The bill follows a temporary curfew implemented to address acts of violence committed by roving groups of young people.
Everett Gillison, deputy mayor for public safety, said that since January, 10,205 youths have been stopped for violating curfew and 209 have been cited.
"What we're trying to do is get parents to take responsibility," Gillison said. "Learning good behavior and responsibility begins at home."
Mary Catherine Roper, staff attorney for the American Civil Liberties Union of Pennsylvania, said the bill would punish every teen in the city, adding it would be a step backward since the ACLU reached a settlement with the city on its stop-and-frisk policy.
"Increasing the number of police stops of youth who are not engaged in any illegal activity not only damages the relationship between police and youth in the communities but also diverts policing resources from actual crime," Roper said. She said that if passed, the bill would invite litigation.
The curfew would be 8 p.m. for children 13 and younger, 9 p.m. for those ages 14 and 15, and 10 p.m. for those 16 and 17. The curfew lasts until 6 a.m. for all public places unless the child is accompanied by a parent, running an errand or working. During the summer the curfew would be an hour later. Additionally, if parents fail to retrieve their children within a reasonable time, police would contact the Department of Human Services to initiate an investigation.
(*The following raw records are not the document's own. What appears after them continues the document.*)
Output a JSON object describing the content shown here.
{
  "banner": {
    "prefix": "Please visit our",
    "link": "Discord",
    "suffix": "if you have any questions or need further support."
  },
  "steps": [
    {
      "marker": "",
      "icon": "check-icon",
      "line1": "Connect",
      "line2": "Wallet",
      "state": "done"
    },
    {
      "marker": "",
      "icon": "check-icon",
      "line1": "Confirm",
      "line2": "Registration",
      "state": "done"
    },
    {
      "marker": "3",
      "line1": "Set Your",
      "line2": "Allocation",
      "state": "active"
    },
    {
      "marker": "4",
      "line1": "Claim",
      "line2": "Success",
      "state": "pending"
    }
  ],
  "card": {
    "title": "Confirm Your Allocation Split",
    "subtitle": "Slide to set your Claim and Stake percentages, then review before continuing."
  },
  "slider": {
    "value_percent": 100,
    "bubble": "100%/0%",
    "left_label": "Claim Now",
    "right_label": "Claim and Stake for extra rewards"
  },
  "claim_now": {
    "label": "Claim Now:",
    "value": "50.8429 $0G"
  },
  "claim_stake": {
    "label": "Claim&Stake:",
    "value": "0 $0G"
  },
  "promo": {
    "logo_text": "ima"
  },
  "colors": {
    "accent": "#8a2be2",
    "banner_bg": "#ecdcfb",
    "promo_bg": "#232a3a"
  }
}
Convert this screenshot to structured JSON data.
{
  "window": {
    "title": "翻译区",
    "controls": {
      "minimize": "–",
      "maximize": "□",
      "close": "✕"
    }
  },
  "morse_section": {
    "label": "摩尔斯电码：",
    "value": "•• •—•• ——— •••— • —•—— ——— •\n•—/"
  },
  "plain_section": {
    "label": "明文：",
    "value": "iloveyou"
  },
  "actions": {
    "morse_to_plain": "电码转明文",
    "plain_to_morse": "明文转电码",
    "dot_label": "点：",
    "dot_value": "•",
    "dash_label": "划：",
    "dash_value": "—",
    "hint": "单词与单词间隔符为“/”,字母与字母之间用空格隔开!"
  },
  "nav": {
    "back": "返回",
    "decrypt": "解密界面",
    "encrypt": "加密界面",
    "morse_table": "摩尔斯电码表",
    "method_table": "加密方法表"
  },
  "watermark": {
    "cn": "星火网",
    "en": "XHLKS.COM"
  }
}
In other news, Council was set to vote today on a bill introduced by Wilson Goode Jr. that would require the city, and many employers with city contracts, funding or leases, to provide earned paid sick days.